The brother had a brand new 1.4 litre 5 door LX with extras in 1999 for 15,000 punts. It was in the greeny grey colour. He got it up to 90 one day on the motorway with three of us in it before getting pulled by a Garda. Maybe for the better but it was doing 90 no problem and was still very quiet too. Was a great car. A fiesta then flew by going even faster but did not get stopped.
harveyg77 18 March 2024

I used the Focus extensively as hire-cars and would delight at taking long journeys through the Lakes to Scotland, Farnborough to the Lakes, etc. all with as much cross-country routes as possible.

You don't have to drive at crazy illegal speeds to appreciate the steering, gear-shift and handling.

 Was it AutoCar that drove the perimeter of mainland UK in a Freelander, when they were launched in the UK?

 These sort of 'challenges' in everyday cars were fantastic and a great, inspirational, read!  I'm not sure if they are still undertaken, or consigned to history.

Dozza 17 March 2024

I had a 2.0 Focus back in the day.

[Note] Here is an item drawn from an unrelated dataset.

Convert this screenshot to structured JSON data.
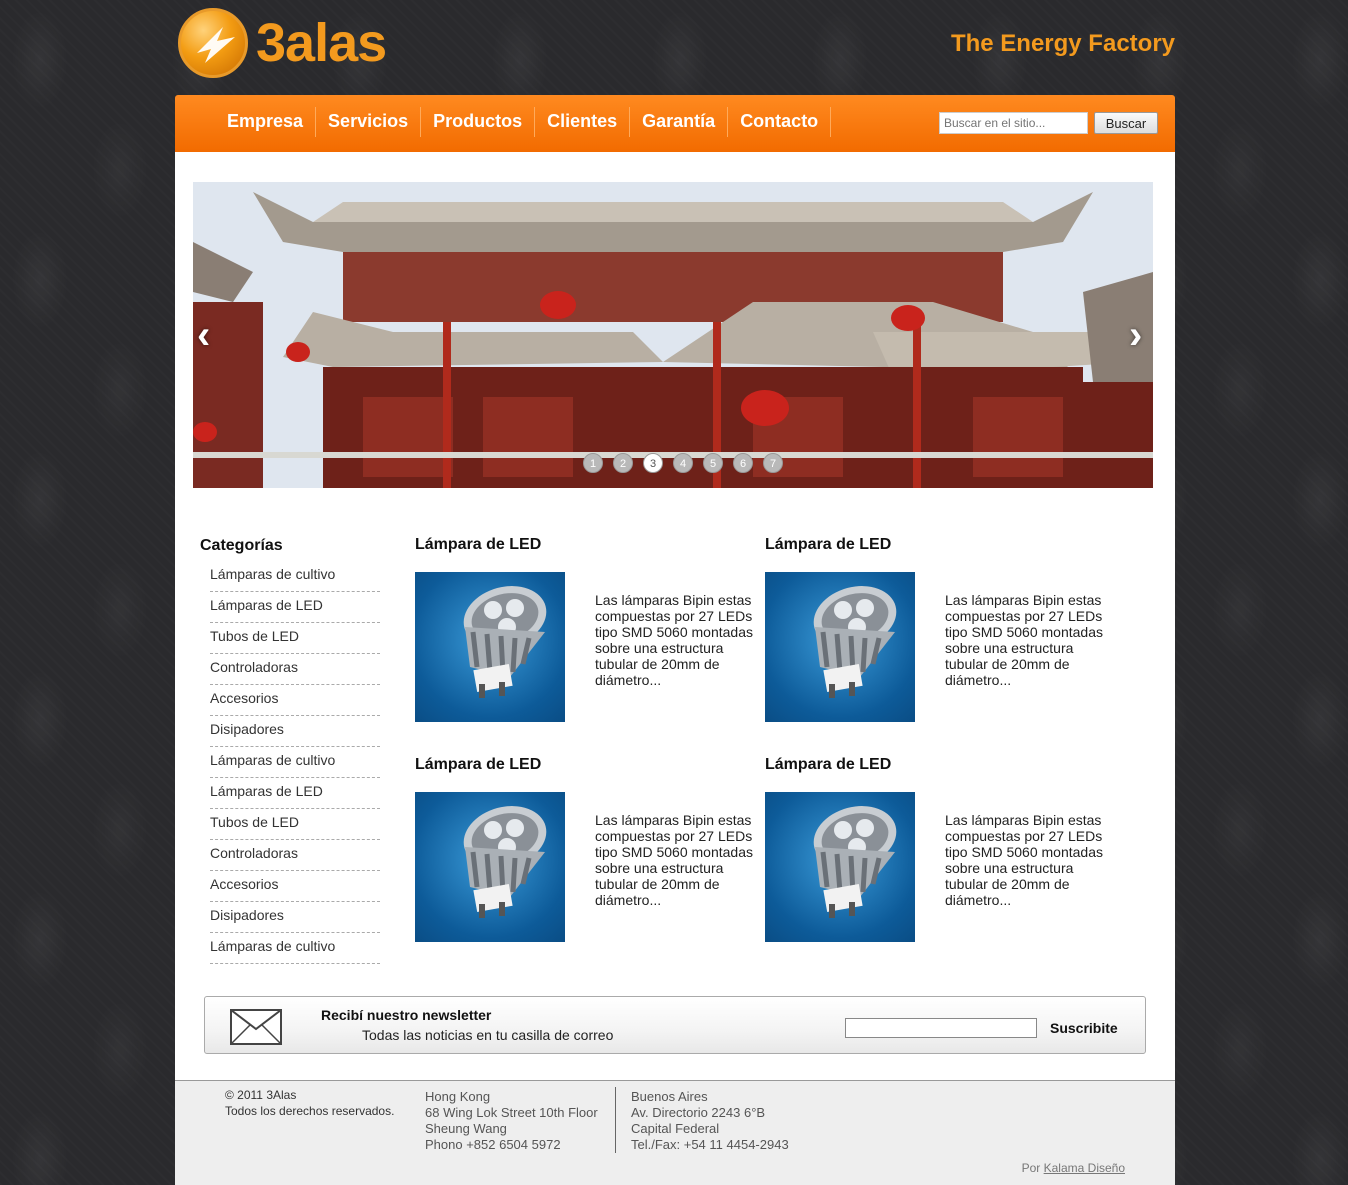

Great ride and an amazing gearshift IIRC. The shape still looks good even today but that interior sure hasn't aged well at all.